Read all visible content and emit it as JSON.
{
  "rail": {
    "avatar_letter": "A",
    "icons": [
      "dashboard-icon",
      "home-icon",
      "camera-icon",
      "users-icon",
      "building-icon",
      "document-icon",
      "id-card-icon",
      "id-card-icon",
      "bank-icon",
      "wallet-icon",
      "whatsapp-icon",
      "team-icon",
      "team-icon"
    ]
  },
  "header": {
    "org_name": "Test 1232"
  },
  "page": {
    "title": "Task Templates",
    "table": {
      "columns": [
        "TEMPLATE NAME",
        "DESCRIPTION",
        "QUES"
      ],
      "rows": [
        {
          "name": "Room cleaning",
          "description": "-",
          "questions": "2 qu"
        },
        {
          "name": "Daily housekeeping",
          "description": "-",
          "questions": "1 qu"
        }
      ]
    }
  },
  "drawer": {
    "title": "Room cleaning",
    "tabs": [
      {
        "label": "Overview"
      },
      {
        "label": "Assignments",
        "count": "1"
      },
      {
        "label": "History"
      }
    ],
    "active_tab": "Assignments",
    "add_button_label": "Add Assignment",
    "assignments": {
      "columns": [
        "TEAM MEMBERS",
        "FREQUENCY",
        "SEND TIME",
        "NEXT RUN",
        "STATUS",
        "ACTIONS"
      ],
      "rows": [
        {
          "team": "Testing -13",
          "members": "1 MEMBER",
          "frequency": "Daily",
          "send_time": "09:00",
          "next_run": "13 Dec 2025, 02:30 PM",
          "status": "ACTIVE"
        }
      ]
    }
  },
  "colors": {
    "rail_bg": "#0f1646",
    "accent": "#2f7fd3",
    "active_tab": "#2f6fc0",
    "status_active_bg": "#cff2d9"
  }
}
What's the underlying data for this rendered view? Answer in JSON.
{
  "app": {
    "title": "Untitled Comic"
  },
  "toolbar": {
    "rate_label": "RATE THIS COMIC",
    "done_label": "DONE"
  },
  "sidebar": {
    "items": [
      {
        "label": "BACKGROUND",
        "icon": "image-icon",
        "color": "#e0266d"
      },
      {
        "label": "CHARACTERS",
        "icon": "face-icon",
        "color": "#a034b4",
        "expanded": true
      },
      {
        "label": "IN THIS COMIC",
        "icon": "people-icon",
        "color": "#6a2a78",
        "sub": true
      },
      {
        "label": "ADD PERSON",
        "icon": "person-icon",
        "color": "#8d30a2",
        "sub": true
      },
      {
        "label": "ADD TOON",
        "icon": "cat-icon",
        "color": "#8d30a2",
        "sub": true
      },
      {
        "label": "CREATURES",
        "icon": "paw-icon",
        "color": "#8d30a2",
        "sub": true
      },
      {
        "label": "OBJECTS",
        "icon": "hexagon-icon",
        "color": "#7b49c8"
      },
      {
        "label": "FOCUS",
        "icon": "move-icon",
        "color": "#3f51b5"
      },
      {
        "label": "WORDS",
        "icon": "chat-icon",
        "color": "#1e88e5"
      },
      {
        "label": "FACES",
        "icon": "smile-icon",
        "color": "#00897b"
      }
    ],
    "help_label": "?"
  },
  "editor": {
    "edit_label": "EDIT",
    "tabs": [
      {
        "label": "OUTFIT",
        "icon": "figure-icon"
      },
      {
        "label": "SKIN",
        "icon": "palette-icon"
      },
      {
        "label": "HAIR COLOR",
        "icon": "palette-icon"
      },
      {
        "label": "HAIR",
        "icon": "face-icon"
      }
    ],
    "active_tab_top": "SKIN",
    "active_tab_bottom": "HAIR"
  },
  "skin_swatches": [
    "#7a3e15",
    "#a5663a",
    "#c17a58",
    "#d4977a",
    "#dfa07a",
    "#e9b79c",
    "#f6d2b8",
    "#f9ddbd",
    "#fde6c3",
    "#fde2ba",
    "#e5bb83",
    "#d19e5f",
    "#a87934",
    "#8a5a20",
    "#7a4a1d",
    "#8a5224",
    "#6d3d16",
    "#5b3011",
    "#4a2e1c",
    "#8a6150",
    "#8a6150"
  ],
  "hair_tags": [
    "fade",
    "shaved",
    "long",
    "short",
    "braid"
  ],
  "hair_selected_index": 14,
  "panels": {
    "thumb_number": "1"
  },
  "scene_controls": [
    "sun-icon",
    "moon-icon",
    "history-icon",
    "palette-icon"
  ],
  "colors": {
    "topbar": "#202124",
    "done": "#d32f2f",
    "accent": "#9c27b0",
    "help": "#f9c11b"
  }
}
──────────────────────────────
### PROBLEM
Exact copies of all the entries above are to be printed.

### OUTPUT BELOW
Read all visible content and emit it as JSON.
{
  "rail": {
    "avatar_letter": "A",
    "icons": [
      "dashboard-icon",
      "home-icon",
      "camera-icon",
      "users-icon",
      "building-icon",
      "document-icon",
      "id-card-icon",
      "id-card-icon",
      "bank-icon",
      "wallet-icon",
      "whatsapp-icon",
      "team-icon",
      "team-icon"
    ]
  },
  "header": {
    "org_name": "Test 1232"
  },
  "page": {
    "title": "Task Templates",
    "table": {
      "columns": [
        "TEMPLATE NAME",
        "DESCRIPTION",
        "QUES"
      ],
      "rows": [
        {
          "name": "Room cleaning",
          "description": "-",
          "questions": "2 qu"
        },
        {
          "name": "Daily housekeeping",
          "description": "-",
          "questions": "1 qu"
        }
      ]
    }
  },
  "drawer": {
    "title": "Room cleaning",
    "tabs": [
      {
        "label": "Overview"
      },
      {
        "label": "Assignments",
        "count": "1"
      },
      {
        "label": "History"
      }
    ],
    "active_tab": "Assignments",
    "add_button_label": "Add Assignment",
    "assignments": {
      "columns": [
        "TEAM MEMBERS",
        "FREQUENCY",
        "SEND TIME",
        "NEXT RUN",
        "STATUS",
        "ACTIONS"
      ],
      "rows": [
        {
          "team": "Testing -13",
          "members": "1 MEMBER",
          "frequency": "Daily",
          "send_time": "09:00",
          "next_run": "13 Dec 2025, 02:30 PM",
          "status": "ACTIVE"
        }
      ]
    }
  },
  "colors": {
    "rail_bg": "#0f1646",
    "accent": "#2f7fd3",
    "active_tab": "#2f6fc0",
    "status_active_bg": "#cff2d9"
  }
}
What's the underlying data for this rendered view? Answer in JSON.
{
  "app": {
    "title": "Untitled Comic"
  },
  "toolbar": {
    "rate_label": "RATE THIS COMIC",
    "done_label": "DONE"
  },
  "sidebar": {
    "items": [
      {
        "label": "BACKGROUND",
        "icon": "image-icon",
        "color": "#e0266d"
      },
      {
        "label": "CHARACTERS",
        "icon": "face-icon",
        "color": "#a034b4",
        "expanded": true
      },
      {
        "label": "IN THIS COMIC",
        "icon": "people-icon",
        "color": "#6a2a78",
        "sub": true
      },
      {
        "label": "ADD PERSON",
        "icon": "person-icon",
        "color": "#8d30a2",
        "sub": true
      },
      {
        "label": "ADD TOON",
        "icon": "cat-icon",
        "color": "#8d30a2",
        "sub": true
      },
      {
        "label": "CREATURES",
        "icon": "paw-icon",
        "color": "#8d30a2",
        "sub": true
      },
      {
        "label": "OBJECTS",
        "icon": "hexagon-icon",
        "color": "#7b49c8"
      },
      {
        "label": "FOCUS",
        "icon": "move-icon",
        "color": "#3f51b5"
      },
      {
        "label": "WORDS",
        "icon": "chat-icon",
        "color": "#1e88e5"
      },
      {
        "label": "FACES",
        "icon": "smile-icon",
        "color": "#00897b"
      }
    ],
    "help_label": "?"
  },
  "editor": {
    "edit_label": "EDIT",
    "tabs": [
      {
        "label": "OUTFIT",
        "icon": "figure-icon"
      },
      {
        "label": "SKIN",
        "icon": "palette-icon"
      },
      {
        "label": "HAIR COLOR",
        "icon": "palette-icon"
      },
      {
        "label": "HAIR",
        "icon": "face-icon"
      }
    ],
    "active_tab_top": "SKIN",
    "active_tab_bottom": "HAIR"
  },
  "skin_swatches": [
    "#7a3e15",
    "#a5663a",
    "#c17a58",
    "#d4977a",
    "#dfa07a",
    "#e9b79c",
    "#f6d2b8",
    "#f9ddbd",
    "#fde6c3",
    "#fde2ba",
    "#e5bb83",
    "#d19e5f",
    "#a87934",
    "#8a5a20",
    "#7a4a1d",
    "#8a5224",
    "#6d3d16",
    "#5b3011",
    "#4a2e1c",
    "#8a6150",
    "#8a6150"
  ],
  "hair_tags": [
    "fade",
    "shaved",
    "long",
    "short",
    "braid"
  ],
  "hair_selected_index": 14,
  "panels": {
    "thumb_number": "1"
  },
  "scene_controls": [
    "sun-icon",
    "moon-icon",
    "history-icon",
    "palette-icon"
  ],
  "colors": {
    "topbar": "#202124",
    "done": "#d32f2f",
    "accent": "#9c27b0",
    "help": "#f9c11b"
  }
}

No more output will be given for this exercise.